**WHAT YOU WILL DO:**
From the first record through the last, copy each one exactly.

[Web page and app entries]
◇ ◇ ◇
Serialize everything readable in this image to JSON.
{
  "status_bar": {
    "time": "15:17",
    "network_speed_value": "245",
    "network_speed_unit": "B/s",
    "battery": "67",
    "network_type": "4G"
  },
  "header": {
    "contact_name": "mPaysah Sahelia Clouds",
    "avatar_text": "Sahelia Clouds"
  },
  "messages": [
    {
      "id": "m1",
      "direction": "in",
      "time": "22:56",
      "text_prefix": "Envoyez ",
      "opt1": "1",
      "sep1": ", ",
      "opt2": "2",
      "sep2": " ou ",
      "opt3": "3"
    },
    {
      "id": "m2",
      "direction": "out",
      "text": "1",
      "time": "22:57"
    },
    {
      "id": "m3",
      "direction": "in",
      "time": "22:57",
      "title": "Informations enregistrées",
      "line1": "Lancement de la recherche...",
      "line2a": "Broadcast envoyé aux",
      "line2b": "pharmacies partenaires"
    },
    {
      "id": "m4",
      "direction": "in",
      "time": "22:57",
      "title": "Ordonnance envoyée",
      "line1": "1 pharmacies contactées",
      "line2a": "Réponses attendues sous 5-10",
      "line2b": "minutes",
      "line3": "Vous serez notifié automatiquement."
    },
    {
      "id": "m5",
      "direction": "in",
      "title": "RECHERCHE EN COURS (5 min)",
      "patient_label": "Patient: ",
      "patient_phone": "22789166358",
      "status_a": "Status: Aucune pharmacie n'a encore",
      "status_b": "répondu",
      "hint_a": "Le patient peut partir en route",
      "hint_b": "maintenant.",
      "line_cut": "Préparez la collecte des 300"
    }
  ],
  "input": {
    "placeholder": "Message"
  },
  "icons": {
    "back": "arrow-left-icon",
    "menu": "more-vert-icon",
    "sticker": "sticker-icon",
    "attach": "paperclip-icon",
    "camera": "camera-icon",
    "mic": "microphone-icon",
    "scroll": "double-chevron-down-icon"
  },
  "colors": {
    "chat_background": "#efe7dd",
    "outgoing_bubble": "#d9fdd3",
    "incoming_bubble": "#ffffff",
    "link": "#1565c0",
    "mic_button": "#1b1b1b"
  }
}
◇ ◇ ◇
**SOLUTION:**
Serialize everything readable in this image to JSON.
{
  "status_bar": {
    "time": "15:17",
    "network_speed_value": "245",
    "network_speed_unit": "B/s",
    "battery": "67",
    "network_type": "4G"
  },
  "header": {
    "contact_name": "mPaysah Sahelia Clouds",
    "avatar_text": "Sahelia Clouds"
  },
  "messages": [
    {
      "id": "m1",
      "direction": "in",
      "time": "22:56",
      "text_prefix": "Envoyez ",
      "opt1": "1",
      "sep1": ", ",
      "opt2": "2",
      "sep2": " ou ",
      "opt3": "3"
    },
    {
      "id": "m2",
      "direction": "out",
      "text": "1",
      "time": "22:57"
    },
    {
      "id": "m3",
      "direction": "in",
      "time": "22:57",
      "title": "Informations enregistrées",
      "line1": "Lancement de la recherche...",
      "line2a": "Broadcast envoyé aux",
      "line2b": "pharmacies partenaires"
    },
    {
      "id": "m4",
      "direction": "in",
      "time": "22:57",
      "title": "Ordonnance envoyée",
      "line1": "1 pharmacies contactées",
      "line2a": "Réponses attendues sous 5-10",
      "line2b": "minutes",
      "line3": "Vous serez notifié automatiquement."
    },
    {
      "id": "m5",
      "direction": "in",
      "title": "RECHERCHE EN COURS (5 min)",
      "patient_label": "Patient: ",
      "patient_phone": "22789166358",
      "status_a": "Status: Aucune pharmacie n'a encore",
      "status_b": "répondu",
      "hint_a": "Le patient peut partir en route",
      "hint_b": "maintenant.",
      "line_cut": "Préparez la collecte des 300"
    }
  ],
  "input": {
    "placeholder": "Message"
  },
  "icons": {
    "back": "arrow-left-icon",
    "menu": "more-vert-icon",
    "sticker": "sticker-icon",
    "attach": "paperclip-icon",
    "camera": "camera-icon",
    "mic": "microphone-icon",
    "scroll": "double-chevron-down-icon"
  },
  "colors": {
    "chat_background": "#efe7dd",
    "outgoing_bubble": "#d9fdd3",
    "incoming_bubble": "#ffffff",
    "link": "#1565c0",
    "mic_button": "#1b1b1b"
  }
}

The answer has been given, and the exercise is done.